[Available data Boundary: Start]

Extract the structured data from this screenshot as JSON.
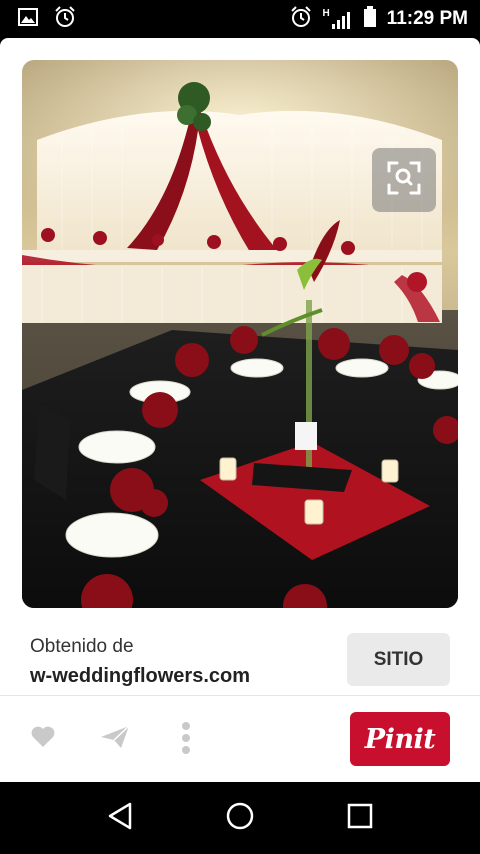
{
  "status_bar": {
    "time": "11:29 PM",
    "network_label": "H",
    "icons": [
      "gallery-icon",
      "alarm-icon",
      "alarm-icon",
      "signal-icon",
      "battery-icon"
    ]
  },
  "pin": {
    "image_alt": "Wedding reception hall with white draped head table, red swags and a black table with red napkins and a tall calla lily centerpiece",
    "visual_search_icon": "visual-search-icon"
  },
  "source": {
    "label": "Obtenido de",
    "domain": "w-weddingflowers.com",
    "visit_label": "SITIO"
  },
  "actions": {
    "like_icon": "heart-icon",
    "send_icon": "send-icon",
    "more_icon": "more-vertical-icon",
    "pin_it_label": "Pinit"
  },
  "nav_bar": {
    "icons": [
      "back-icon",
      "home-icon",
      "recents-icon"
    ]
  },
  "colors": {
    "pinterest_red": "#c8102e",
    "sitio_bg": "#eaeaea"
  }
}
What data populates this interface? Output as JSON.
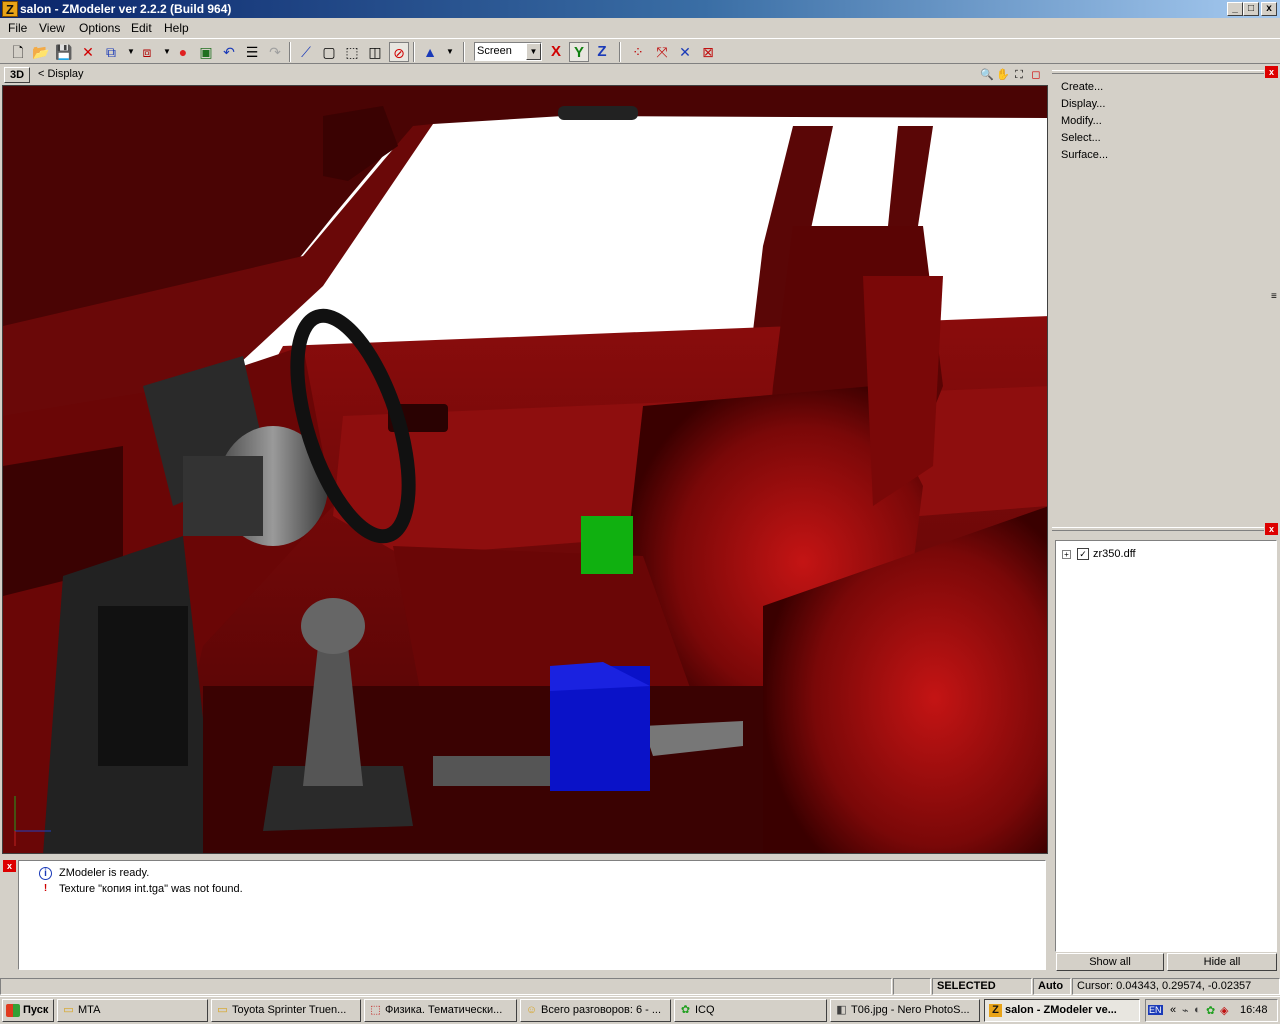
{
  "window": {
    "title": "salon - ZModeler ver 2.2.2 (Build 964)",
    "app_icon": "Z",
    "minimize": "_",
    "maximize": "□",
    "close": "x"
  },
  "menu": {
    "file": "File",
    "view": "View",
    "options": "Options",
    "edit": "Edit",
    "help": "Help"
  },
  "toolbar": {
    "coord_system": "Screen",
    "axis_x": "X",
    "axis_y": "Y",
    "axis_z": "Z"
  },
  "viewport": {
    "mode": "3D",
    "label": "<  Display"
  },
  "command_panel": {
    "items": [
      "Create...",
      "Display...",
      "Modify...",
      "Select...",
      "Surface..."
    ]
  },
  "object_tree": {
    "root_label": "zr350.dff",
    "checked_mark": "✓",
    "expand_mark": "+",
    "show_all": "Show all",
    "hide_all": "Hide all"
  },
  "log": {
    "lines": [
      {
        "icon": "i",
        "text": "ZModeler is ready."
      },
      {
        "icon": "!",
        "text": "Texture \"копия int.tga\" was not found."
      }
    ]
  },
  "status": {
    "mode": "SELECTED MODE",
    "snap": "Auto",
    "cursor": "Cursor: 0.04343, 0.29574, -0.02357"
  },
  "taskbar": {
    "start": "Пуск",
    "tasks": [
      {
        "label": "MTA",
        "icon": "folder"
      },
      {
        "label": "Toyota Sprinter Truen...",
        "icon": "folder"
      },
      {
        "label": "Физика. Тематически...",
        "icon": "pdf"
      },
      {
        "label": "Всего разговоров: 6 - ...",
        "icon": "chat"
      },
      {
        "label": "ICQ",
        "icon": "icq"
      },
      {
        "label": "T06.jpg - Nero PhotoS...",
        "icon": "image"
      },
      {
        "label": "salon - ZModeler ve...",
        "icon": "zmodeler"
      }
    ],
    "lang": "EN",
    "tray_arrows": "«",
    "clock": "16:48"
  },
  "colors": {
    "title_start": "#0a246a",
    "title_end": "#a6caf0",
    "interior_red": "#7a0a0a",
    "green_helper": "#10b010",
    "blue_helper": "#0a12c8"
  }
}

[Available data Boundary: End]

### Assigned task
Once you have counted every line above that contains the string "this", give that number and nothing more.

### Problem solution
2